Taylor finally got his chance to lead a team out at Wembley when Clough agreed to step aside in respect of the 1979 League Cup Final against Southampton.
In 1980, Peter Taylor wrote a book. It was mostly autobiographical but it detailed his working relationship and friendship with Clough, and indeed, Taylor titled the book, ‘With Clough By Taylorâ€. It was actually a fascinating book that gave great insight into how they worked together and was not short on detail.
However, Clough was not amused. Taylor hadn’t informed him of the book’s publication and certainly hadn’t asked for permission or offered any cut of the proceeds.
The book detailed some of their falling-outs together with Taylor’s opinions on Clough’s idiosyncrasies and perceived weaknesses. It was a book written with warmth and respect, in the main, but Clough was far from happy about it.
As 1980 turned into 1981 and then 1982, Forest began to lose some momentum and slipped out of the running for the major honours. Clough sensed that Taylor was ‘tired’ and beginning to lose motivation.
He accused Taylor of becoming lazy and of no longer finding him the right players. Instead of scouting players over and over again as had been his wont throughout his career, Taylor was now beginning to rely upon reports from other scouts and managers and the result was several players were coming into Forest on Taylor’s recommendation that just weren’t up to the mark.
Clough, understandably, was not happy, and Taylor resented having his judgement called into question. Whatever the truth of the matter was, it is undeniable that players such as Stan Bowles, Asa Hartford, Justin Fashanu, Ian Wallace, and Peter Ward, in particular, were just not cutting the mustard.

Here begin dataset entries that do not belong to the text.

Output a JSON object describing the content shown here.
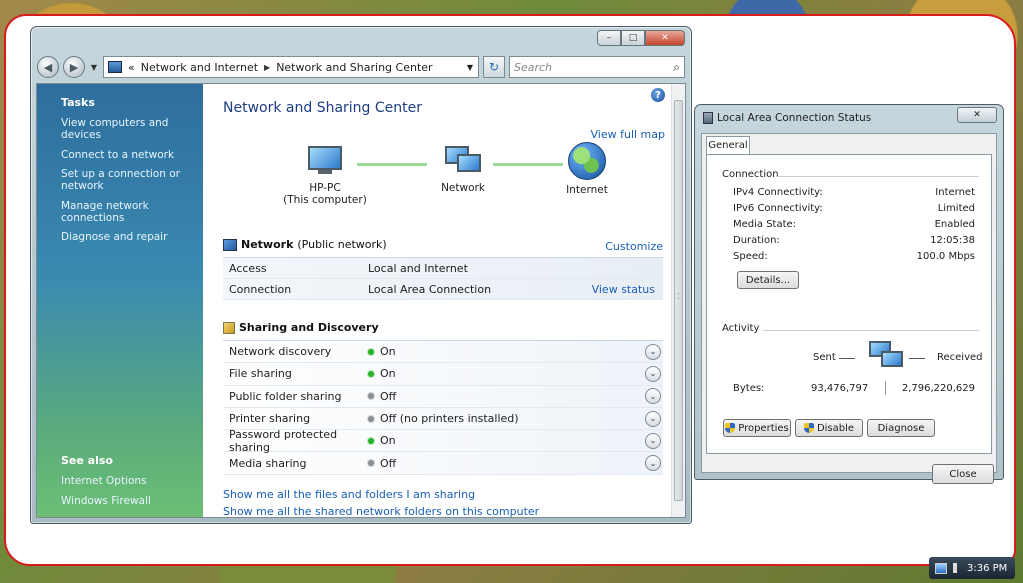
{
  "window": {
    "address": {
      "crumb1": "Network and Internet",
      "crumb2": "Network and Sharing Center"
    },
    "search_placeholder": "Search"
  },
  "sidebar": {
    "tasks_title": "Tasks",
    "tasks": [
      "View computers and devices",
      "Connect to a network",
      "Set up a connection or network",
      "Manage network connections",
      "Diagnose and repair"
    ],
    "see_also_title": "See also",
    "see_also": [
      "Internet Options",
      "Windows Firewall"
    ]
  },
  "main": {
    "title": "Network and Sharing Center",
    "view_full_map": "View full map",
    "map": {
      "computer_name": "HP-PC",
      "computer_sub": "(This computer)",
      "network": "Network",
      "internet": "Internet"
    },
    "network_section": {
      "name": "Network",
      "type": "(Public network)",
      "customize": "Customize",
      "rows": [
        {
          "key": "Access",
          "value": "Local and Internet",
          "action": ""
        },
        {
          "key": "Connection",
          "value": "Local Area Connection",
          "action": "View status"
        }
      ]
    },
    "sharing_section": {
      "title": "Sharing and Discovery",
      "rows": [
        {
          "key": "Network discovery",
          "status": "On",
          "on": true
        },
        {
          "key": "File sharing",
          "status": "On",
          "on": true
        },
        {
          "key": "Public folder sharing",
          "status": "Off",
          "on": false
        },
        {
          "key": "Printer sharing",
          "status": "Off (no printers installed)",
          "on": false
        },
        {
          "key": "Password protected sharing",
          "status": "On",
          "on": true
        },
        {
          "key": "Media sharing",
          "status": "Off",
          "on": false
        }
      ]
    },
    "bottom_links": [
      "Show me all the files and folders I am sharing",
      "Show me all the shared network folders on this computer"
    ]
  },
  "status_dialog": {
    "title": "Local Area Connection Status",
    "tab": "General",
    "connection_title": "Connection",
    "connection": [
      {
        "key": "IPv4 Connectivity:",
        "value": "Internet"
      },
      {
        "key": "IPv6 Connectivity:",
        "value": "Limited"
      },
      {
        "key": "Media State:",
        "value": "Enabled"
      },
      {
        "key": "Duration:",
        "value": "12:05:38"
      },
      {
        "key": "Speed:",
        "value": "100.0 Mbps"
      }
    ],
    "details_button": "Details...",
    "activity_title": "Activity",
    "sent_label": "Sent",
    "received_label": "Received",
    "bytes_label": "Bytes:",
    "bytes_sent": "93,476,797",
    "bytes_received": "2,796,220,629",
    "properties_button": "Properties",
    "disable_button": "Disable",
    "diagnose_button": "Diagnose",
    "close_button": "Close"
  },
  "tray": {
    "time": "3:36 PM"
  },
  "colors": {
    "link": "#1a5fb4",
    "title": "#1e3d83",
    "status_on": "#27b02a",
    "status_off": "#8b8f92"
  }
}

All of this was having a detrimental effect on Peter Taylor and so he went to his old mate and suggested they both quit and went into retirement. Clough, however, had no intention of retirement, and, indeed, would continue in management for more than another decade.
He did agree with Taylor that he, Taylor, had ‘shot it’, though, and so arranged for a pay-off for Taylor who left Forest in the spring of 1982.
Although disappointed with Taylor’s timing and being left in the lurch, Clough was fairly stoical and understanding and wished his old friend well.
Taylor’s ‘retirement’ didn’t last long. Just a matter of months after leaving the City Ground for the last time Taylor was tempted back into football and back into management. When he phoned Clough to tell him he had been offered the manager’s role back at their old Derby County stomping ground, Clough was incredulous.
He felt a strong stinging of betrayal. Here was Taylor just months after declaring he was finished with football making a comeback, and not just at any old club, either, but back at Derby where they had enjoyed so much success and then left in such an acrimonious manner a decade or so earlier.
Clough couldn’t believe it and their friendship was over forever.
By the time the two sides were drawn together in the FA Cup in 1983, Clough and Taylor were no longer on speaking terms. Derby hosted Forest in the cup and the two men studiously ignored each other all afternoon and didn’t exchange a word either before or after the game.
The final nail in the coffin was, of course, the matter of John Robertson’s free transfer from Forest to Derby in the summer of 1983. A free agent at the time, Robertson signed for Derby and Taylor with neither man bothering to let Clough know in advance. When Clough heard of this ‘deception’ he vowed there and then to never speak to Taylor again.
He kept to his word.
Peter Taylor died in 1990 and Clough, overcome with remorse, wept copiously at the news. Clough lived another 15 years with a sense of regret on his soul at the parting of the ways of what had been a truly wonderful, but often contentious relationship.